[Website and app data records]
Content starts
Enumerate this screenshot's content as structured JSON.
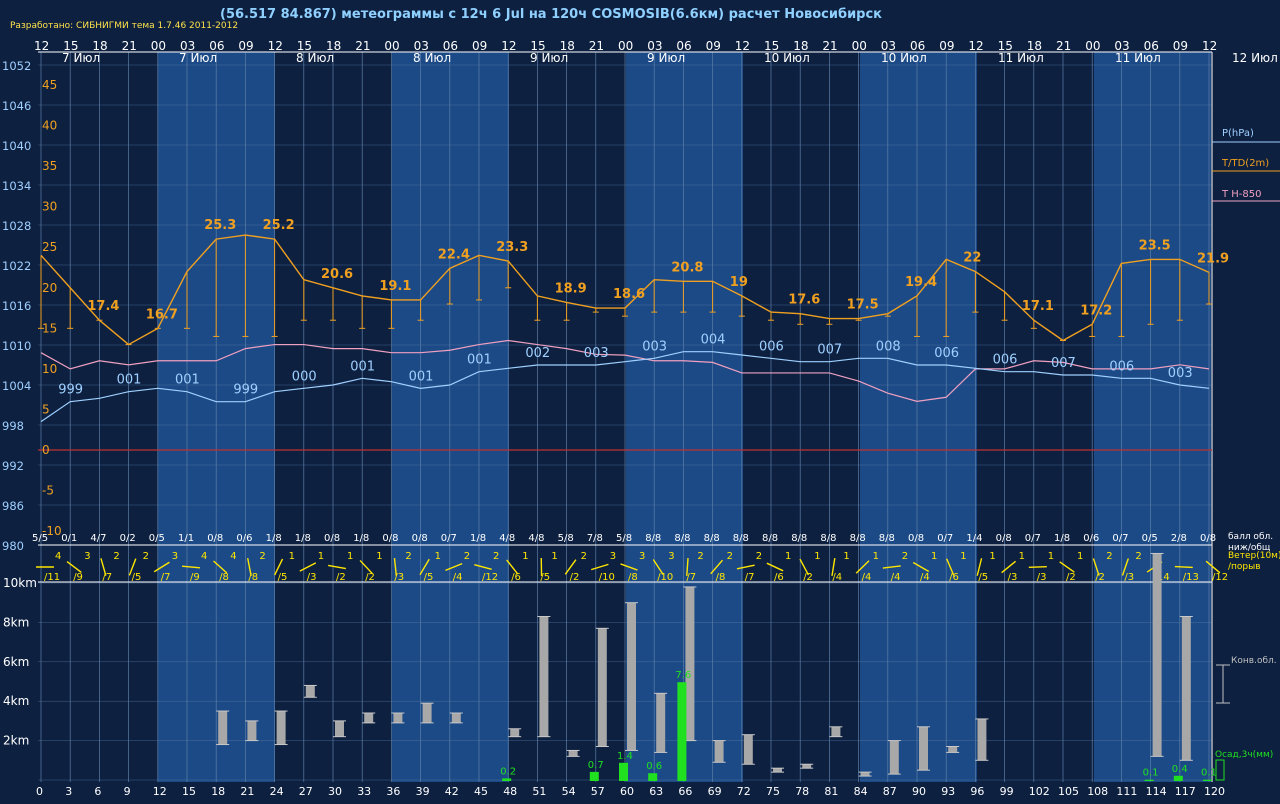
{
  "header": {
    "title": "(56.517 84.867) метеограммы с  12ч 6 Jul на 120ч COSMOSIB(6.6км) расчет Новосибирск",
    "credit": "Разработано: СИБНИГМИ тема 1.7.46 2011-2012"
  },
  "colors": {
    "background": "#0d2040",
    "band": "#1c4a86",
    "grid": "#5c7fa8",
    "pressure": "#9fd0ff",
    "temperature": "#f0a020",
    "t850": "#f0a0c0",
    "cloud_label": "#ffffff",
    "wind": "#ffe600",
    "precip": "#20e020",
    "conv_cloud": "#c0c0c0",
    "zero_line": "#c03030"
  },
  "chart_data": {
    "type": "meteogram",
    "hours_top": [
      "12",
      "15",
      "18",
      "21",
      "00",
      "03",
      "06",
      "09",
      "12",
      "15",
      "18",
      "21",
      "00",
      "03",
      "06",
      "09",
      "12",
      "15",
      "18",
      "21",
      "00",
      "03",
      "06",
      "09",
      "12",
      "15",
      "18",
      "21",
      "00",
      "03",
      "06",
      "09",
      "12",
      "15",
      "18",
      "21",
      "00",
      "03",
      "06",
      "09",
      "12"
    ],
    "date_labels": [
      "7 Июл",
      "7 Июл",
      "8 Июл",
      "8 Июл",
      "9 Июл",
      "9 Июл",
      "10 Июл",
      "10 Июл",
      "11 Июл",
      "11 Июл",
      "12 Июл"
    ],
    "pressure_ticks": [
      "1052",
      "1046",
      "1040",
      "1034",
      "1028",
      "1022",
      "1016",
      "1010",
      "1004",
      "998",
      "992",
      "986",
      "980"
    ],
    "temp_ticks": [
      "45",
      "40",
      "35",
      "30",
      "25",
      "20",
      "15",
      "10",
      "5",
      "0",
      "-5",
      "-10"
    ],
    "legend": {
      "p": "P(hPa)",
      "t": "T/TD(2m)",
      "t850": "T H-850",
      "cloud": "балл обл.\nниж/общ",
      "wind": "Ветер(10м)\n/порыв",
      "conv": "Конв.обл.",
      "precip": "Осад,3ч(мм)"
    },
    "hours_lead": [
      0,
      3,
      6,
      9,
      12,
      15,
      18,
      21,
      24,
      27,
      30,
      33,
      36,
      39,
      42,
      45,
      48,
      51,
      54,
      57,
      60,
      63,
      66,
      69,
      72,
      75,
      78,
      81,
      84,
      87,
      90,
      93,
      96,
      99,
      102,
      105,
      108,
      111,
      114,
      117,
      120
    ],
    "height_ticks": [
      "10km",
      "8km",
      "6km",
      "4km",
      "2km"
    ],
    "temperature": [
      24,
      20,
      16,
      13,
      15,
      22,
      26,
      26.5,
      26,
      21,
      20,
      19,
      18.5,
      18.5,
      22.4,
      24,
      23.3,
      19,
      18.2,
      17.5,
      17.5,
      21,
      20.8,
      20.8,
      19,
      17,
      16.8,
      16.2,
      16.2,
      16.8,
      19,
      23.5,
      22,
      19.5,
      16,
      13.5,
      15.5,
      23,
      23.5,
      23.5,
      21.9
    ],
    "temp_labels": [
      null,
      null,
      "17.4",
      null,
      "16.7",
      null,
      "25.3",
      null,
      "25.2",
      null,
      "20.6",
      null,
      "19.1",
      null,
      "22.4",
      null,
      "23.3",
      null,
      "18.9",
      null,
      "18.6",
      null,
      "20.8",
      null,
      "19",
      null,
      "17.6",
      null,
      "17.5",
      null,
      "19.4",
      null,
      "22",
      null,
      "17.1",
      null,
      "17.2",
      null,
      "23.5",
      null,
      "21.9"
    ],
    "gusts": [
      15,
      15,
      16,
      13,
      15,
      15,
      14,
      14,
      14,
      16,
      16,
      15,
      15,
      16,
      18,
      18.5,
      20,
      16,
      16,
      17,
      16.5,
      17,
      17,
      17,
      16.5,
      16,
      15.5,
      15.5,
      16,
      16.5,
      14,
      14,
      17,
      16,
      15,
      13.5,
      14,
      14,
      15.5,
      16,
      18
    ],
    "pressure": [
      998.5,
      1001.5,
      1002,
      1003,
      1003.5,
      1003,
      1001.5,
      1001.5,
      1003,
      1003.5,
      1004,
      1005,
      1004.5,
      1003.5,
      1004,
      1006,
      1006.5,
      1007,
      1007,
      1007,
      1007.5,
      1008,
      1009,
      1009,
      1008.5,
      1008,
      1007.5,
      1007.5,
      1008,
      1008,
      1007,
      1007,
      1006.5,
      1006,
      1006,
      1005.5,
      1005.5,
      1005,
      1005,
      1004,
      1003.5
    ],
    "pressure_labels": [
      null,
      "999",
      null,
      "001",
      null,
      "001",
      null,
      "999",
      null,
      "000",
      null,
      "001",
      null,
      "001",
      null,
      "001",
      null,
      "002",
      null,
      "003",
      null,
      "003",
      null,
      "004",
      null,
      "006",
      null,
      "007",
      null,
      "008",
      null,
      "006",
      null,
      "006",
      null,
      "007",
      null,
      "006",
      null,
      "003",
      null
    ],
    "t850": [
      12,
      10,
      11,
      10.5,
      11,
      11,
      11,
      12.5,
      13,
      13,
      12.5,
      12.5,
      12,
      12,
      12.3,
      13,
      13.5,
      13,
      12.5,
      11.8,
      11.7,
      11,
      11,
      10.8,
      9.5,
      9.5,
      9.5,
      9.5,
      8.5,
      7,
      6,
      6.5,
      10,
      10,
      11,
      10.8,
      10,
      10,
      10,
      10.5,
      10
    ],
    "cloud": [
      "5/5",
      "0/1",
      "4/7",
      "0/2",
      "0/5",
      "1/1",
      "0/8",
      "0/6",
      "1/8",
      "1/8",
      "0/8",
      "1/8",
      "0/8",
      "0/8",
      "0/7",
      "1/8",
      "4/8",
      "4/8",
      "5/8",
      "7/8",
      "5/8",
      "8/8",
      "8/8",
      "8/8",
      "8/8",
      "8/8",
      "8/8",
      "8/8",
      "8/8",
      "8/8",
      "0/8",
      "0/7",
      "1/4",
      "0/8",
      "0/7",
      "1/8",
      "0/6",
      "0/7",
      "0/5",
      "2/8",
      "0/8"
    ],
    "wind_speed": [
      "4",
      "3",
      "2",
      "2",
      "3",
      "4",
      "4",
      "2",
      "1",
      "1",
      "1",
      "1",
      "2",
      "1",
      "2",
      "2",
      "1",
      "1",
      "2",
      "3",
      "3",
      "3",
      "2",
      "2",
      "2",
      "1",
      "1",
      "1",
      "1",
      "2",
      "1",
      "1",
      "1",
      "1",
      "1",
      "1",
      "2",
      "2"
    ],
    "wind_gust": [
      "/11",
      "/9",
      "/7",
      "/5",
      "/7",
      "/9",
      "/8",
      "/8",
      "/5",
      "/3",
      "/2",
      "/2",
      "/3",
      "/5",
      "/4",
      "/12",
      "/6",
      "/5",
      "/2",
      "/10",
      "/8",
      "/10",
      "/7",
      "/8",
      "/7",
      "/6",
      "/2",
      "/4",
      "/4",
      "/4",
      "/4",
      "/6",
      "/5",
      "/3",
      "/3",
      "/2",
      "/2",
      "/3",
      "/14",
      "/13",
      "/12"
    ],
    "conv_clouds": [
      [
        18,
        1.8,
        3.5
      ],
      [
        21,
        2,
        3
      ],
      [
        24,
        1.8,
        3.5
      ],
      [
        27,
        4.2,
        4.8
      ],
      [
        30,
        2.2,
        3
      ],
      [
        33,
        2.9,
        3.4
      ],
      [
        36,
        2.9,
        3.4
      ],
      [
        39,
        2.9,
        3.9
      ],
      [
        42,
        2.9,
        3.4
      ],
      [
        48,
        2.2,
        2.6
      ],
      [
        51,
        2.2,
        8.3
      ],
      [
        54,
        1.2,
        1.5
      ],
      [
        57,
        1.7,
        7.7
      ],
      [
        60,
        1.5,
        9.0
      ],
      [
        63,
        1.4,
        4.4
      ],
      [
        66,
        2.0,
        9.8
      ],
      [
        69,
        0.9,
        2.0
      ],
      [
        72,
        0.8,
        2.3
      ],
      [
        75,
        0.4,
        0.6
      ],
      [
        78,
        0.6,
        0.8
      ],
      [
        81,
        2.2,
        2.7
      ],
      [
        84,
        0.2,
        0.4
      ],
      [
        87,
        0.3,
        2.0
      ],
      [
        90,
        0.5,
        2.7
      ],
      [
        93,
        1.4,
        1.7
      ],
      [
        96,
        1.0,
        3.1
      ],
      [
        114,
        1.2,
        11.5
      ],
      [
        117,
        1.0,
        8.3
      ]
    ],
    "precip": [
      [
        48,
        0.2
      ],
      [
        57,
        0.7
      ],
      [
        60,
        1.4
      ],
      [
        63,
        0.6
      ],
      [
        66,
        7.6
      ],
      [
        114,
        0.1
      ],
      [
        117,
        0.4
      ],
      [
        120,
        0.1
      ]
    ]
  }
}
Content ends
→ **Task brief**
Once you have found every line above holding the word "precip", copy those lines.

→ **Task output**
    "precip": "#20e020",
      "precip": "Осад,3ч(мм)"
    "precip": [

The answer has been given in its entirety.